Your instructions:
Search the listing for "badge" and copy every line where it appears.

Data for analysis:
━━━
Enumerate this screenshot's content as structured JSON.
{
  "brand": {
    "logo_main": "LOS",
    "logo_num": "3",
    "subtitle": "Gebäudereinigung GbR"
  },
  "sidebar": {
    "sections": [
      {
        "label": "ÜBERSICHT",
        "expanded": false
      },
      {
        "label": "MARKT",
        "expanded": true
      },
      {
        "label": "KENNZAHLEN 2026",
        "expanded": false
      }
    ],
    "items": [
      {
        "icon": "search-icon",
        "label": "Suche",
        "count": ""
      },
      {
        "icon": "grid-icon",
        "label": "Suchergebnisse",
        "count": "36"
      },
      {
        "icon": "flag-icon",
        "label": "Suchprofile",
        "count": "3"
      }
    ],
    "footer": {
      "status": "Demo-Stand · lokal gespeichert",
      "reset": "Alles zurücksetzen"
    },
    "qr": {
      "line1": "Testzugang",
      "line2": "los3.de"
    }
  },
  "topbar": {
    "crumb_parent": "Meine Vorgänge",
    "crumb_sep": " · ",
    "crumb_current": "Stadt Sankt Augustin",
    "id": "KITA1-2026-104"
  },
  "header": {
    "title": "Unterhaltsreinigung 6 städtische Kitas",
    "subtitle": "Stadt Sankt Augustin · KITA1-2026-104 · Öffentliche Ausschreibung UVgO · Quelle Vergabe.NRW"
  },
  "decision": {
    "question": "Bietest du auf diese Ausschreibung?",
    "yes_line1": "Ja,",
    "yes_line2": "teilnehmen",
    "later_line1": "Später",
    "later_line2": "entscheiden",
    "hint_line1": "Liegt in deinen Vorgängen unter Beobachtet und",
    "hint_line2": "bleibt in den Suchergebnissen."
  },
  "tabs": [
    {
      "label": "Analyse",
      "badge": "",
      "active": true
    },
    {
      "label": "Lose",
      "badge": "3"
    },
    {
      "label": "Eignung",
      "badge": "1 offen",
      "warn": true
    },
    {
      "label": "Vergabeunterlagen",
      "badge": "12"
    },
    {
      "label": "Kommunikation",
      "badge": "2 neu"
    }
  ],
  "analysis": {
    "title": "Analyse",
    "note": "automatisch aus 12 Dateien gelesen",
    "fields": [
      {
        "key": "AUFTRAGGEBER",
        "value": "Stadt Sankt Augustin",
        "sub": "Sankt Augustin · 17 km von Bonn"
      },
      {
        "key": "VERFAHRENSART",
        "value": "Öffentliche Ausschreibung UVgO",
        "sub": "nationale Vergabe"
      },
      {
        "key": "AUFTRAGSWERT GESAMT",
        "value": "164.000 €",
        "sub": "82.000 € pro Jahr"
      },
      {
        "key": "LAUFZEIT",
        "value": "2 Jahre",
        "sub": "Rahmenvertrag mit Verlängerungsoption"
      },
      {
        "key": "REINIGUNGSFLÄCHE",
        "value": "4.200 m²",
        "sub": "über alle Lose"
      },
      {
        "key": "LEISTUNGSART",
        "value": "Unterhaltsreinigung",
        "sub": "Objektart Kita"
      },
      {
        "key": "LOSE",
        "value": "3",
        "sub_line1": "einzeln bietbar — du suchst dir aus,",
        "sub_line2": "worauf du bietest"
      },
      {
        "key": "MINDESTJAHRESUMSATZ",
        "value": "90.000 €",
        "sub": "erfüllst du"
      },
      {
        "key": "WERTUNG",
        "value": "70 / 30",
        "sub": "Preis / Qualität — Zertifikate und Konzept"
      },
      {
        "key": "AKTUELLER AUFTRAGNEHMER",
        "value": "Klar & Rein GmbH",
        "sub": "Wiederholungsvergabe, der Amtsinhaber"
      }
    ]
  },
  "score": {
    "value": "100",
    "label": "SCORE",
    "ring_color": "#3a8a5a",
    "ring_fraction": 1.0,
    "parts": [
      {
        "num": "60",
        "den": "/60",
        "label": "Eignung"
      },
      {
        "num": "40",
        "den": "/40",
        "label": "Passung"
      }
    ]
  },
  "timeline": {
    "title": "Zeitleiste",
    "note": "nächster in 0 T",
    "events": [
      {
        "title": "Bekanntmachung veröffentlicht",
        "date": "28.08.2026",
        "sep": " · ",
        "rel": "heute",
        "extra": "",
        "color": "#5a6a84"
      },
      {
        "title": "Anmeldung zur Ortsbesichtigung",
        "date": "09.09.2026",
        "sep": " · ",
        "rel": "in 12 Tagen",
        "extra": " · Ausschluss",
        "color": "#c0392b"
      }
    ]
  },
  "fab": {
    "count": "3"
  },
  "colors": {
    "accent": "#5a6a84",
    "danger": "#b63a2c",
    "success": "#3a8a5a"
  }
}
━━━
Output for this exercise:
      "badge": "",
      "badge": "3"
      "badge": "1 offen",
      "badge": "12"
      "badge": "2 neu"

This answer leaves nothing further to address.